Napoleon Hill said that a goal without a deadline is just a dream. It’s important to set specific deadlines for your goals to keep yourself motivated and hold yourself accountable for your progress. Some deadlines are easy (e.g., the Oireachtas, the feis on May 19), others you’ll have to set yourself. You can make your goals short term or long term. Skill goals are good short term goals (1-2 months). If you’re working towards a longer term performance goal, setting some short term skill goals along the way can keep you motivated and help track your progress.
What else can you do to set yourself up for success?
Once you set your goals, take some time to think about what you’re going to do to achieve your goals. Identify (at least) three concrete steps you will take to achieve your goal. For example: Make a detailed schedule to help manage work and school, or start using a mindfulness app to focus your mindset.
The road to success is never a straight line, so spend some time thinking about obstacles that could get in the way. Will it be difficult to balance homework and dance? Do you get really nervous at competitions? Once you’ve figured out what could trip you up, think about what you can do to manage those obstacles. By planning ahead of time, you’ll be better equipped to handle any barriers that come your way.
Write your goal down and post it somewhere you’ll see it every day. When I was studying for my adjudicator’s exam, I wrote “I will pass the ADCRG” on a piece of paper and stuck it to my mirror so I looked at it every morning while getting ready for work. Then tell at least one person what your goal is and ask them to check in with you, this is another trick to help keep you accountable. Your dance teacher is a good person to start with (as they’ll be better equipped to help you train if they know what you’re working towards), but consider telling a friend, a dance buddy, a parent, or all of the above. We all need support, and by asking people for help they can check in to keep you accountable, and prop you up when you need a bit of encouragement along the way.
What are your goals for this dance year? Share in the comments below.
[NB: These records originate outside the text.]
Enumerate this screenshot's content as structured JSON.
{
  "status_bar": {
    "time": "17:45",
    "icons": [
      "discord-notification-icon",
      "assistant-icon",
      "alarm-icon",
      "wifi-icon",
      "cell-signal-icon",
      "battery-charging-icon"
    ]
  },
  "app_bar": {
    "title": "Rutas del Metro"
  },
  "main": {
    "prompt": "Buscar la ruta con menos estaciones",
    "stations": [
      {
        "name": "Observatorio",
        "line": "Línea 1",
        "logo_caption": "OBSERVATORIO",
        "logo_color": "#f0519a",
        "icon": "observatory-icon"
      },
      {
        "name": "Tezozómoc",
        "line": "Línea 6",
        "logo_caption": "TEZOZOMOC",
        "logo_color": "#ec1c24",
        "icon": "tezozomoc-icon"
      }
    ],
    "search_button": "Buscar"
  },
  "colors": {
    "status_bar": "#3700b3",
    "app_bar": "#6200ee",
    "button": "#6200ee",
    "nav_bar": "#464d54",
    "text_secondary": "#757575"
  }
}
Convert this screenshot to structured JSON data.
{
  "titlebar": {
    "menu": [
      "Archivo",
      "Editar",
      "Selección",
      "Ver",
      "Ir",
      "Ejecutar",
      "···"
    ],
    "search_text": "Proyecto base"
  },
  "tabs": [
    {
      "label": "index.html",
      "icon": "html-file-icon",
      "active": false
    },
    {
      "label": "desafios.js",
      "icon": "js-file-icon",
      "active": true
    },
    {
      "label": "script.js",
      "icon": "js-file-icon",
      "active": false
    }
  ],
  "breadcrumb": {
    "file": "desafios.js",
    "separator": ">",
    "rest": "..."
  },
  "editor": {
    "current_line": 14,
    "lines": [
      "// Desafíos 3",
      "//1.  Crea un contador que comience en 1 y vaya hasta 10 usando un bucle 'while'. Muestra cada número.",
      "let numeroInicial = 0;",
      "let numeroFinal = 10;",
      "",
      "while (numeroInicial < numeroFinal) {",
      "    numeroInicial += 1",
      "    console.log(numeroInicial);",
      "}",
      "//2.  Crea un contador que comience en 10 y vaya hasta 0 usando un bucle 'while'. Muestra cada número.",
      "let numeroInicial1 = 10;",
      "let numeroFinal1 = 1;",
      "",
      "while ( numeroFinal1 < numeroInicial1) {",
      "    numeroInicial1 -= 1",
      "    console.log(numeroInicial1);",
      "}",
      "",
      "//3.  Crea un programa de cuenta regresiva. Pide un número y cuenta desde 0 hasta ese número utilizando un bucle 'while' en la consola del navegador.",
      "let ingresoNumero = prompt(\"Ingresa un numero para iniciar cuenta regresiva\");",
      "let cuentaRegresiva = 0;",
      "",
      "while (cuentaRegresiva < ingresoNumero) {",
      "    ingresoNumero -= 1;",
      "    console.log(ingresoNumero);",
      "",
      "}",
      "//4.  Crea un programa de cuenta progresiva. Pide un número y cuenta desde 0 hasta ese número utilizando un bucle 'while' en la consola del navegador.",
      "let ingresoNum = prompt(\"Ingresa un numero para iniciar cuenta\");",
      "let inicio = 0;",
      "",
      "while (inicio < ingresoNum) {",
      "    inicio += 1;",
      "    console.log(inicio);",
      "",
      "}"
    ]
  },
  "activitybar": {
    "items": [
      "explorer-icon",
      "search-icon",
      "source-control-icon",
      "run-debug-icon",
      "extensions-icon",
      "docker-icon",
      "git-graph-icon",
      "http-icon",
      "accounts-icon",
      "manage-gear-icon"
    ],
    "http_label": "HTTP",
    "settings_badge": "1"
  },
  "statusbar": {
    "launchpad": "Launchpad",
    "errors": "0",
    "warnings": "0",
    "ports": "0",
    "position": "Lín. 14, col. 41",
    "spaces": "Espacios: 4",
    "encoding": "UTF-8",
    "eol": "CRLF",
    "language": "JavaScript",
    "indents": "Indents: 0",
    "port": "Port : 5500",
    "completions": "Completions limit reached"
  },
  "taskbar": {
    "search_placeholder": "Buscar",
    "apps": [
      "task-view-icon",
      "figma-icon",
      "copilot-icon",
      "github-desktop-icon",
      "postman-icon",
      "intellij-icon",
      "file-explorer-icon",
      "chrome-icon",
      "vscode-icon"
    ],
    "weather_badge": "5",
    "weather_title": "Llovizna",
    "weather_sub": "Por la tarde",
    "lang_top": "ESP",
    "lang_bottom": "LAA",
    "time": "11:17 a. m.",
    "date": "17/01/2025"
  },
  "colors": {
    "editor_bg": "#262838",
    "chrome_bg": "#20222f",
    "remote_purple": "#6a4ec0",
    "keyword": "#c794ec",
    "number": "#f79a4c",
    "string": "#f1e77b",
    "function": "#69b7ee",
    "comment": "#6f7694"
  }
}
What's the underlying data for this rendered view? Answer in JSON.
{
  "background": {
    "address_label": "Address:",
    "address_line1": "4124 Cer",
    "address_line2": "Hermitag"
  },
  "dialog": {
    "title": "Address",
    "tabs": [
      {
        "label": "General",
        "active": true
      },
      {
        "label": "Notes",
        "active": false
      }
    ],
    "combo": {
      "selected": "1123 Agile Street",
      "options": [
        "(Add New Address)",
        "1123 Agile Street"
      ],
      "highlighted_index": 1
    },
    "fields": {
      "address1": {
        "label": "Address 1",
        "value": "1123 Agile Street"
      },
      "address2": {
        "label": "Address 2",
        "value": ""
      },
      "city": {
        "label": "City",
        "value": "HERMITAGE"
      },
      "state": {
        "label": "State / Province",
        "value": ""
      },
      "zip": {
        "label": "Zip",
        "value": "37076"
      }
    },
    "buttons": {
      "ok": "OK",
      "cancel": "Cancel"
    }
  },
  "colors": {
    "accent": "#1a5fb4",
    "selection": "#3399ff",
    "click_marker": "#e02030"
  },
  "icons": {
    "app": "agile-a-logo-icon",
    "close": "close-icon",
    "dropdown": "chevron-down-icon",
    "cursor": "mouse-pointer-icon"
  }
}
To help you as you set your goals, feel free to download our goal setting template. For more information about goal setting and motivation, check out The Sport Psych Handbook by Shane Murphy.